**Extracted entries**
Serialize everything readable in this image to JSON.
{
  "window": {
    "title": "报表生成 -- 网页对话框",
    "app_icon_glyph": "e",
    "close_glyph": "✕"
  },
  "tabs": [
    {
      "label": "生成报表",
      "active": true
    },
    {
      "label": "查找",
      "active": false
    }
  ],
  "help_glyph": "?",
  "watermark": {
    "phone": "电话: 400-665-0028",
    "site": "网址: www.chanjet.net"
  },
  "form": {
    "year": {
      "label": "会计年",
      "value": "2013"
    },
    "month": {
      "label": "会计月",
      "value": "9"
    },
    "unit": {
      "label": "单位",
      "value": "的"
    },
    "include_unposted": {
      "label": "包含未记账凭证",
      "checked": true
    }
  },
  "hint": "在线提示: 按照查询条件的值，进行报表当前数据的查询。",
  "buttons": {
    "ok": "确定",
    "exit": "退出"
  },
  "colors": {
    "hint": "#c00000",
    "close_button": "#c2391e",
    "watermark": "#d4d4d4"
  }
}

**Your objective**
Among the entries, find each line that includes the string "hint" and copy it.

**Task solution**
  "hint": "在线提示: 按照查询条件的值，进行报表当前数据的查询。",
    "hint": "#c00000",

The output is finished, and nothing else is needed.